December 14, 2007 at 11:13 PM by Dr. Drang
Earlier today, I showed how to use AppleScript and GeekTool to display on the Desktop the track currently playing in either iTunes or PandoraBoy, a standalone program for playing the Pandora music service. I mentioned at the end of that post that I wanted to set up a single hotkey that would play or pause whichever program I was listening to. It turned out to be pretty simple.
Here’s the AppleScript that does the work:
1: -- find out what's running 2: tell application "System Events" 3: set numBoy to count (every process whose name is "PandoraBoy") 4: set numTunes to count (every process whose name is "iTunes") 5: end tell 6: 7: (* 8: This is the logic of the following: 9: * if whatever is playing, pause it 10: * if both are running but neither are playing, start playing PandoraBoy 11: * if only one is running, flip its play/pause state 12: * if neither are running, do nothing 13: *) 14: 15: if numBoy > 0 then 16: if numTunes > 0 then -- both PandoraBoy and iTunes are running 17: tell application "iTunes" 18: if player state is playing then -- iTunes is playing 19: pause 20: tell application "PandoraBoy" 21: if player state is playing then -- both PandoraBoy and iTunes are playing 22: playpause 23: end if 24: end tell 25: else -- iTunes is not playing 26: tell application "PandoraBoy" to playpause 27: end if 28: end tell 29: else -- PandoraBoy is running but iTunes is not 30: tell application "PandoraBoy" to playpause 31: end if 32: else if numTunes > 0 then -- iTunes is running but PandoraBoy is not 33: tell application "iTunes" to playpause 34: end if

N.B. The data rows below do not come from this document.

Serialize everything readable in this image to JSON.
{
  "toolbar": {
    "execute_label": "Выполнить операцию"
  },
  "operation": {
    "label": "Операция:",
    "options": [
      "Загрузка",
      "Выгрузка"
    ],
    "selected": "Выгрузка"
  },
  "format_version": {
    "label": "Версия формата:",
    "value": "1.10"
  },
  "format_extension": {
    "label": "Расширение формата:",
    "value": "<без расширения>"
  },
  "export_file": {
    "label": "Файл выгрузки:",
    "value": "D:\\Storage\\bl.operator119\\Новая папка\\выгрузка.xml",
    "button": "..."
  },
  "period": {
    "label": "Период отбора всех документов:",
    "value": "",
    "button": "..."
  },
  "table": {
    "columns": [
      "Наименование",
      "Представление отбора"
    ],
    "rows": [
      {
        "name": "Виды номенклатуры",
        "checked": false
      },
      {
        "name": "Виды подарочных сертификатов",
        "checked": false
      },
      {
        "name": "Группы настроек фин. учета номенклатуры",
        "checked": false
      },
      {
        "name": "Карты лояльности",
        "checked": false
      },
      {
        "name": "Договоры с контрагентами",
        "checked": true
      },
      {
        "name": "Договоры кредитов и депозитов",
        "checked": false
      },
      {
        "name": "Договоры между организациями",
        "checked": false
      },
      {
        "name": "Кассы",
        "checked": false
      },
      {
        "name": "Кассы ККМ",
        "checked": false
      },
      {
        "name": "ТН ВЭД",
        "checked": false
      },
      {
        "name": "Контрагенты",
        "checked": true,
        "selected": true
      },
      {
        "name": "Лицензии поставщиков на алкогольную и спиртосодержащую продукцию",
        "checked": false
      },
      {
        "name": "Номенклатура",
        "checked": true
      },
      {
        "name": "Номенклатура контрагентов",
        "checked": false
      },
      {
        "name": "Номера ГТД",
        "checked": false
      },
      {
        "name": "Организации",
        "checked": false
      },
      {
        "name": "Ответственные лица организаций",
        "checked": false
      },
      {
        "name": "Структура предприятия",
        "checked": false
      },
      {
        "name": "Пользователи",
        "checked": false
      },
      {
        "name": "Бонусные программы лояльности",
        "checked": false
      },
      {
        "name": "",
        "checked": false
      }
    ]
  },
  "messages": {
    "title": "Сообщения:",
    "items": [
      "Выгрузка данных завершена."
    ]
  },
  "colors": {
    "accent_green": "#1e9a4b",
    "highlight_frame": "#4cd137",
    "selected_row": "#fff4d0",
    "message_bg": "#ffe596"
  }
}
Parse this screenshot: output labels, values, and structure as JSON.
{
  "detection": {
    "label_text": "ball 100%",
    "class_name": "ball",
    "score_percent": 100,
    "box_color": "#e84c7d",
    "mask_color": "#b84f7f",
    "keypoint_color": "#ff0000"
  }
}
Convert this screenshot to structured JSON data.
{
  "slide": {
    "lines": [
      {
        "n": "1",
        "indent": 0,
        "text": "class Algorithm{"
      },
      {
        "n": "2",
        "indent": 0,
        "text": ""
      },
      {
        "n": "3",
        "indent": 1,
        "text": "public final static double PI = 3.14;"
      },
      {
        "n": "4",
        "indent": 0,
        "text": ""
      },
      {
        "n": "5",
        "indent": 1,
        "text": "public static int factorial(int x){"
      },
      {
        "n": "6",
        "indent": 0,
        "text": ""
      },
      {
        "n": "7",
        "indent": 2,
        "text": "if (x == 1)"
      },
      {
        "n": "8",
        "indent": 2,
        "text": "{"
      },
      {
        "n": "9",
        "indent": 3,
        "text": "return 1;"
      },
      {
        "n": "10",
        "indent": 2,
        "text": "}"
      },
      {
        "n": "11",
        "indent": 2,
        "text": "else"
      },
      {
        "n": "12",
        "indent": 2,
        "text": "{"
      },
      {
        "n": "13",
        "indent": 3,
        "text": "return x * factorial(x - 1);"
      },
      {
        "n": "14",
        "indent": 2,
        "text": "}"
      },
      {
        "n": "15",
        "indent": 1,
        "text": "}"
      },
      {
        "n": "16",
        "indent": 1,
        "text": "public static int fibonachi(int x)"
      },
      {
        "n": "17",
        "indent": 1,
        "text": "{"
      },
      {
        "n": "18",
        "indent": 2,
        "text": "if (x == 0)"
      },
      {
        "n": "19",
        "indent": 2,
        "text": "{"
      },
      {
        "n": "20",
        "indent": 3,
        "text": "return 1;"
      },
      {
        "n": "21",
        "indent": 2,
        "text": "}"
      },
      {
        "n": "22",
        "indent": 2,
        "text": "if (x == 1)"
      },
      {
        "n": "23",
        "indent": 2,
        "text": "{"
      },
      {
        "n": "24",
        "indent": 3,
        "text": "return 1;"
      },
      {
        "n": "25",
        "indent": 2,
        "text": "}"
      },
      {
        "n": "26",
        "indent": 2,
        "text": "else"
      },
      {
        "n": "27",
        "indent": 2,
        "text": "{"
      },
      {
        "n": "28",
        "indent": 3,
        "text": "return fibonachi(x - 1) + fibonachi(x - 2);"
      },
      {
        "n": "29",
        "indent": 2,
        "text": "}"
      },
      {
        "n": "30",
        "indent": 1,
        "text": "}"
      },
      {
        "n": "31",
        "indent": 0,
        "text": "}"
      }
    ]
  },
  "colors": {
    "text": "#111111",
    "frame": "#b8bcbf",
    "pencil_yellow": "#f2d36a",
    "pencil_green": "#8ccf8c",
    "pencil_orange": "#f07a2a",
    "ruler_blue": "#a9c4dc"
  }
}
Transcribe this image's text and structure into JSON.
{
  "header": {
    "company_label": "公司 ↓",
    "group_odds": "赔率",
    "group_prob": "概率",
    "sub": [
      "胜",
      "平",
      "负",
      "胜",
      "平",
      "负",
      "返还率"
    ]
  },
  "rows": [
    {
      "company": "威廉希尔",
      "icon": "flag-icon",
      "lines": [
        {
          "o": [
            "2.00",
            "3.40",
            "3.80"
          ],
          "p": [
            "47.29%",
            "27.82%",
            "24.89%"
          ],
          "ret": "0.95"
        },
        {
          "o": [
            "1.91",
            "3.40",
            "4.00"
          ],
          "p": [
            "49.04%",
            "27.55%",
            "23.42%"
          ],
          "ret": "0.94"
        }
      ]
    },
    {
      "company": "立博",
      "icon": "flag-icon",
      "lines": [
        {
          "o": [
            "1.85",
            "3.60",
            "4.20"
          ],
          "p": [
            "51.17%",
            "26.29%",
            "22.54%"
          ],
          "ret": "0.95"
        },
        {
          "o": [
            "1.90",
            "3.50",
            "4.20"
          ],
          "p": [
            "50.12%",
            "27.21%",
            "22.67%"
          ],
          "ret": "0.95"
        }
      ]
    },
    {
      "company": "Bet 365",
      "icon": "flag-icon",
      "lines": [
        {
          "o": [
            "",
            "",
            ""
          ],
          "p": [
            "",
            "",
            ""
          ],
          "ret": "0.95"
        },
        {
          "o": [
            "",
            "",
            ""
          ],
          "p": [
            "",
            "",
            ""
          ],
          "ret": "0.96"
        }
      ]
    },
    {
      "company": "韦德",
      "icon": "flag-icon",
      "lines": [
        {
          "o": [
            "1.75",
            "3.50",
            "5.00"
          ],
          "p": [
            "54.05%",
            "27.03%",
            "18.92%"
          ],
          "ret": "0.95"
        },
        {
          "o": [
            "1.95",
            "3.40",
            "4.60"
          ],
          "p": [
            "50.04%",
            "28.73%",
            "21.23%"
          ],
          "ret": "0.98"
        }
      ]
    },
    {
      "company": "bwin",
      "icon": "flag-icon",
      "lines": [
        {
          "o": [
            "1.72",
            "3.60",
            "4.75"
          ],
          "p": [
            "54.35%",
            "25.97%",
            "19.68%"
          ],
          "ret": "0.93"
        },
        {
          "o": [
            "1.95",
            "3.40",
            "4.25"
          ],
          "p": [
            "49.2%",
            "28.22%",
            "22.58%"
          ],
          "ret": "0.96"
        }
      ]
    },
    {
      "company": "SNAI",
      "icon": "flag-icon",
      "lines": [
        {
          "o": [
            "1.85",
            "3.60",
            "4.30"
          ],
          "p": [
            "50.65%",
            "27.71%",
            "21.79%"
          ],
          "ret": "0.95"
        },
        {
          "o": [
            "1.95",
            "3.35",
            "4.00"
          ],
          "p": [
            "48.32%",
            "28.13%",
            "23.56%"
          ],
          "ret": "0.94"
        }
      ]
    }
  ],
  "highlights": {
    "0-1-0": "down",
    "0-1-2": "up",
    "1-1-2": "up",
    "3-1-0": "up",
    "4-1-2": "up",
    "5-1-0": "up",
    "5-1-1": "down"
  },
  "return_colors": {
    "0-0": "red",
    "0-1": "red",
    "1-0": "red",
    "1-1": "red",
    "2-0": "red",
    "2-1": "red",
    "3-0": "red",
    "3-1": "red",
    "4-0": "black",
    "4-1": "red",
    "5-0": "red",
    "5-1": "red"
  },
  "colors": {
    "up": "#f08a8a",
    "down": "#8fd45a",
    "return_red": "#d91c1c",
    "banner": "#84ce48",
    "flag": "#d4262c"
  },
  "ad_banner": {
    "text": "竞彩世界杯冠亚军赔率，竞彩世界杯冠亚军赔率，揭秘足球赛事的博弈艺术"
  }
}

The script is named “MultiPlayPause.scpt,” and it’s saved in my Library/Scripts folder where Quicksilver can find and catalog it. On my work computer, I’ve made a Quicksilver trigger to run the script whenever the F13 key is pressed. I like F13 because it’s a big key that’s easy to find and doesn’t have a default action associated with it. On my iBook, which doesn’t have an F13, I have the trigger set to Command-F12.
The logic of the script is summarized in the block comment on lines 8-12. If only one of the two programs is running, the hotkey will flip it from paused to playing or vice versa. If both programs are running, the hotkey will usually flip the state of PandoraBoy. I made this choice because PandoraBoy’s only purpose is to play music; if it’s running, it’s probably because I want to listen to it. iTunes, on the other hand, could be running just because I’m ripping a CD or syncing my iPod.
There’s one exception to PandoraBoy’s precedence, and it’s the reason the script has so many
if clauses: when music is playing, hitting the hotkey pauses it regardless of what’s running or what’s playing. When I’m listening at work and the phone rings, I want the hotkey to pause the music no matter what—even in the unusual case where both PandoraBoy and iTunes are running and I’m listening to iTunes. And even in the stupid case where both are running and both are playing.
I should have mentioned that this script is working for me on both a G4 iBook with OSX 10.5.1 and an Intel iMac with OSX 10.4.11.